RECORDS PROVIDED:

━━━━━━━━━━━━━━━━

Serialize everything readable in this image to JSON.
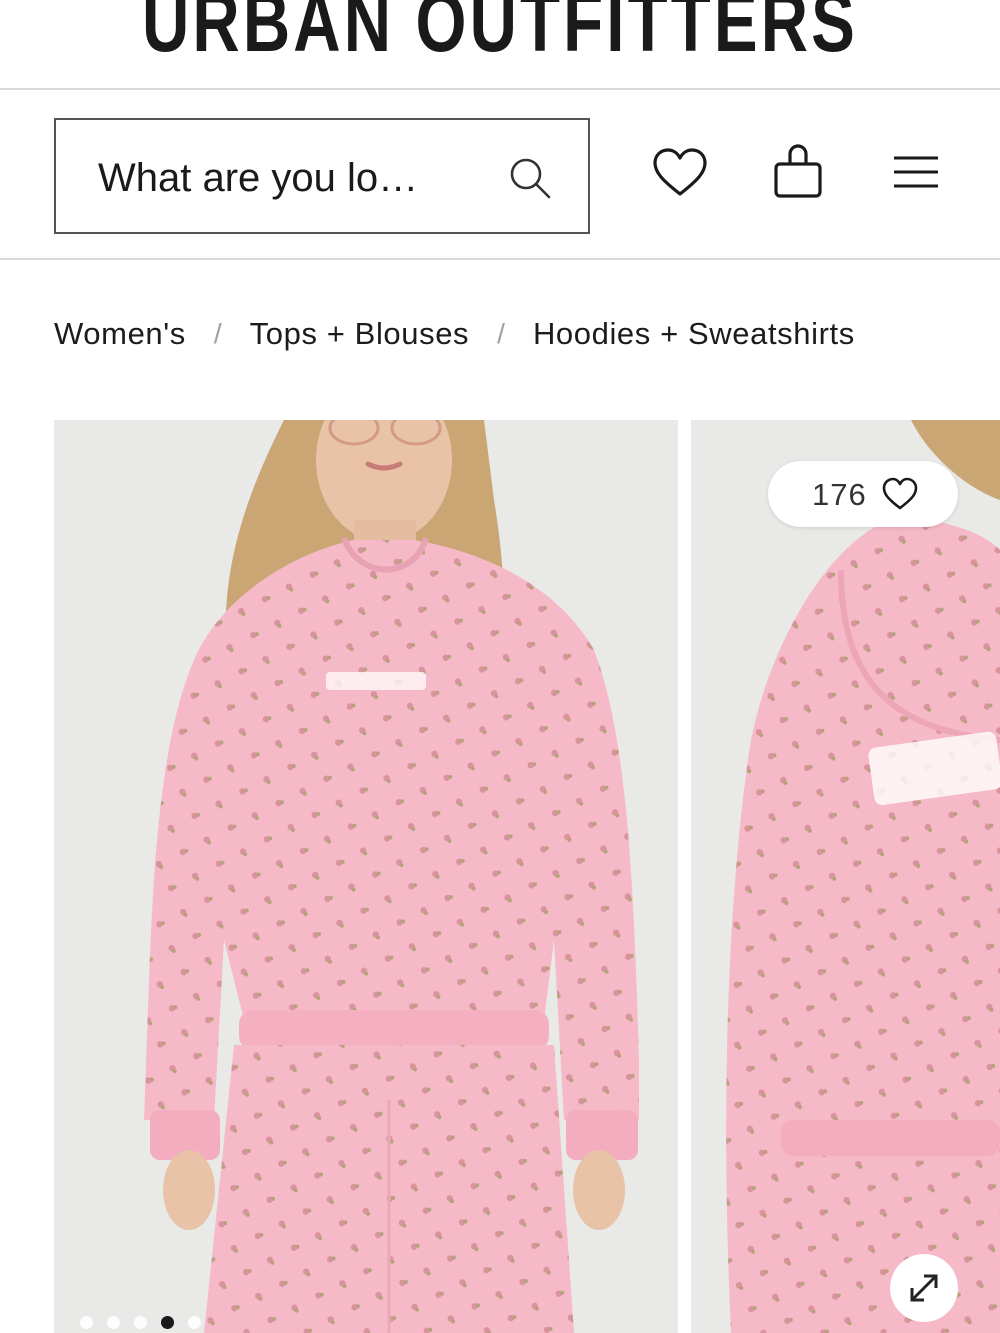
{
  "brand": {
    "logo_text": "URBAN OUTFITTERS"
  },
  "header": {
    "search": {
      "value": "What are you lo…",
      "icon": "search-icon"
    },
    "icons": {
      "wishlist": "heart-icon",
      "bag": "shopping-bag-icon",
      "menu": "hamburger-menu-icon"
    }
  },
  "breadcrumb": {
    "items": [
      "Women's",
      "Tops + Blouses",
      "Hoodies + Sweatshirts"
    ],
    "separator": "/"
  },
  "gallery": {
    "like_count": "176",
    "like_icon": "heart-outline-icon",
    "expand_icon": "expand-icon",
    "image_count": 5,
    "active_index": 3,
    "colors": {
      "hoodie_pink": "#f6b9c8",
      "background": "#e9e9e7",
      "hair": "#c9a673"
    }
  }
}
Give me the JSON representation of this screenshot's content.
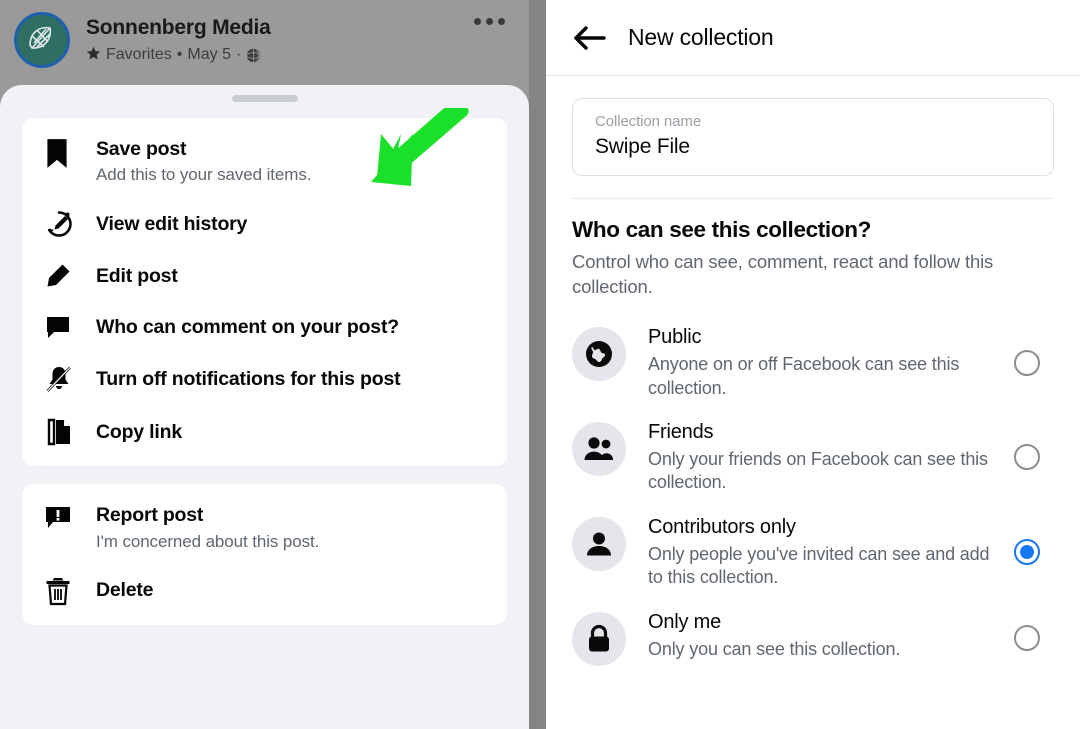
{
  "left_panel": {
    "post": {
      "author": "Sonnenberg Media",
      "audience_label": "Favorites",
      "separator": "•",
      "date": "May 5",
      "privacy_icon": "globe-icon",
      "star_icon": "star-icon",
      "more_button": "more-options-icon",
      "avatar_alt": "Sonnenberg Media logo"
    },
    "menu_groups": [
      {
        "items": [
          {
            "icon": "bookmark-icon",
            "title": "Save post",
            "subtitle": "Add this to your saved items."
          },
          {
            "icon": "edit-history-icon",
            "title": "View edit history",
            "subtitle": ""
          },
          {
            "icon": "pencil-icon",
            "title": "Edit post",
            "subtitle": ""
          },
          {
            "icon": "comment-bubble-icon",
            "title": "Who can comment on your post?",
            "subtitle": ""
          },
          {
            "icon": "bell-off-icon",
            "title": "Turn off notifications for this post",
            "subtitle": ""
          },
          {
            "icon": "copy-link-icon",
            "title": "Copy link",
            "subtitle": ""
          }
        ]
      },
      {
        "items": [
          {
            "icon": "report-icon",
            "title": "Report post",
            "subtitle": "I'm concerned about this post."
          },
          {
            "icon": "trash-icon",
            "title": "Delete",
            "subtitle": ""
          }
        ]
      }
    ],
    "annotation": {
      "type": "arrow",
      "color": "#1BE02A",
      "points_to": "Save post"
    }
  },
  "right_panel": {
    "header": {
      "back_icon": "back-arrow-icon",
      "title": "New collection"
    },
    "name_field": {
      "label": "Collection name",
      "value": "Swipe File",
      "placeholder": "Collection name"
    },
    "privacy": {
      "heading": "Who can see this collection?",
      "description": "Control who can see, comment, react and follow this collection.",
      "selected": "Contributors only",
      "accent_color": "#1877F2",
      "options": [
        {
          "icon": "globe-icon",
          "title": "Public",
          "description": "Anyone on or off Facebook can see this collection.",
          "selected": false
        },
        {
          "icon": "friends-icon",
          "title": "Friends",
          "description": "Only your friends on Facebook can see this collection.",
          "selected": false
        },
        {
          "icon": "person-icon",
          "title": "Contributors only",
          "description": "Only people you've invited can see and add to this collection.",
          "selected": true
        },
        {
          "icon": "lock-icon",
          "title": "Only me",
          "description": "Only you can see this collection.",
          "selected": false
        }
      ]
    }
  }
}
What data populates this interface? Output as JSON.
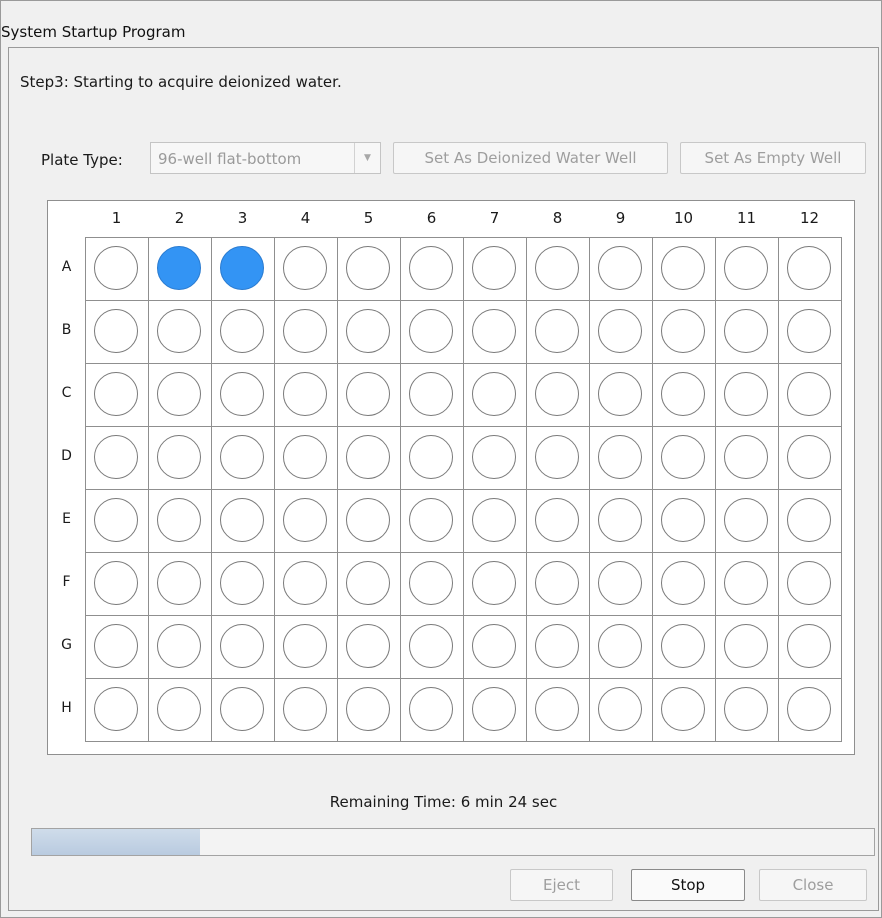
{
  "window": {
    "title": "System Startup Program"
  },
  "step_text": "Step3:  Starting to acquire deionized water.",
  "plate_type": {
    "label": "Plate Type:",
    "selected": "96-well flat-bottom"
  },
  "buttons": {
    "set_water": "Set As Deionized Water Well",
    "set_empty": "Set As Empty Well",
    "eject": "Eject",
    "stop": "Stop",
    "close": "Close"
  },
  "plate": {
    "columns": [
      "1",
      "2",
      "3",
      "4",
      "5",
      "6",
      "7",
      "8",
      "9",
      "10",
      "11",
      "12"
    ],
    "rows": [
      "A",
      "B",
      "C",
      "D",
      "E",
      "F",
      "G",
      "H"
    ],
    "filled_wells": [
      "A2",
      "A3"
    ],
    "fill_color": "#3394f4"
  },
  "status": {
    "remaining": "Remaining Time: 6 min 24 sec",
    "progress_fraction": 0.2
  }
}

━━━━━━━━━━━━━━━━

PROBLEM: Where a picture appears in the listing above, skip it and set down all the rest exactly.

OUTPUT FOR THIS EXERCISE:
Serialize everything readable in this image to JSON.
{
  "brand": {
    "logo_text": "URBAN OUTFITTERS"
  },
  "header": {
    "search": {
      "value": "What are you lo…",
      "icon": "search-icon"
    },
    "icons": {
      "wishlist": "heart-icon",
      "bag": "shopping-bag-icon",
      "menu": "hamburger-menu-icon"
    }
  },
  "breadcrumb": {
    "items": [
      "Women's",
      "Tops + Blouses",
      "Hoodies + Sweatshirts"
    ],
    "separator": "/"
  },
  "gallery": {
    "like_count": "176",
    "like_icon": "heart-outline-icon",
    "expand_icon": "expand-icon",
    "image_count": 5,
    "active_index": 3,
    "colors": {
      "hoodie_pink": "#f6b9c8",
      "background": "#e9e9e7",
      "hair": "#c9a673"
    }
  }
}
Give me the JSON representation of this screenshot's content.
{
  "left_panel": {
    "post": {
      "author": "Sonnenberg Media",
      "audience_label": "Favorites",
      "separator": "•",
      "date": "May 5",
      "privacy_icon": "globe-icon",
      "star_icon": "star-icon",
      "more_button": "more-options-icon",
      "avatar_alt": "Sonnenberg Media logo"
    },
    "menu_groups": [
      {
        "items": [
          {
            "icon": "bookmark-icon",
            "title": "Save post",
            "subtitle": "Add this to your saved items."
          },
          {
            "icon": "edit-history-icon",
            "title": "View edit history",
            "subtitle": ""
          },
          {
            "icon": "pencil-icon",
            "title": "Edit post",
            "subtitle": ""
          },
          {
            "icon": "comment-bubble-icon",
            "title": "Who can comment on your post?",
            "subtitle": ""
          },
          {
            "icon": "bell-off-icon",
            "title": "Turn off notifications for this post",
            "subtitle": ""
          },
          {
            "icon": "copy-link-icon",
            "title": "Copy link",
            "subtitle": ""
          }
        ]
      },
      {
        "items": [
          {
            "icon": "report-icon",
            "title": "Report post",
            "subtitle": "I'm concerned about this post."
          },
          {
            "icon": "trash-icon",
            "title": "Delete",
            "subtitle": ""
          }
        ]
      }
    ],
    "annotation": {
      "type": "arrow",
      "color": "#1BE02A",
      "points_to": "Save post"
    }
  },
  "right_panel": {
    "header": {
      "back_icon": "back-arrow-icon",
      "title": "New collection"
    },
    "name_field": {
      "label": "Collection name",
      "value": "Swipe File",
      "placeholder": "Collection name"
    },
    "privacy": {
      "heading": "Who can see this collection?",
      "description": "Control who can see, comment, react and follow this collection.",
      "selected": "Contributors only",
      "accent_color": "#1877F2",
      "options": [
        {
          "icon": "globe-icon",
          "title": "Public",
          "description": "Anyone on or off Facebook can see this collection.",
          "selected": false
        },
        {
          "icon": "friends-icon",
          "title": "Friends",
          "description": "Only your friends on Facebook can see this collection.",
          "selected": false
        },
        {
          "icon": "person-icon",
          "title": "Contributors only",
          "description": "Only people you've invited can see and add to this collection.",
          "selected": true
        },
        {
          "icon": "lock-icon",
          "title": "Only me",
          "description": "Only you can see this collection.",
          "selected": false
        }
      ]
    }
  }
}
What data populates this interface? Output as JSON.
{
  "window": {
    "title": "System Startup Program"
  },
  "step_text": "Step3:  Starting to acquire deionized water.",
  "plate_type": {
    "label": "Plate Type:",
    "selected": "96-well flat-bottom"
  },
  "buttons": {
    "set_water": "Set As Deionized Water Well",
    "set_empty": "Set As Empty Well",
    "eject": "Eject",
    "stop": "Stop",
    "close": "Close"
  },
  "plate": {
    "columns": [
      "1",
      "2",
      "3",
      "4",
      "5",
      "6",
      "7",
      "8",
      "9",
      "10",
      "11",
      "12"
    ],
    "rows": [
      "A",
      "B",
      "C",
      "D",
      "E",
      "F",
      "G",
      "H"
    ],
    "filled_wells": [
      "A2",
      "A3"
    ],
    "fill_color": "#3394f4"
  },
  "status": {
    "remaining": "Remaining Time: 6 min 24 sec",
    "progress_fraction": 0.2
  }
}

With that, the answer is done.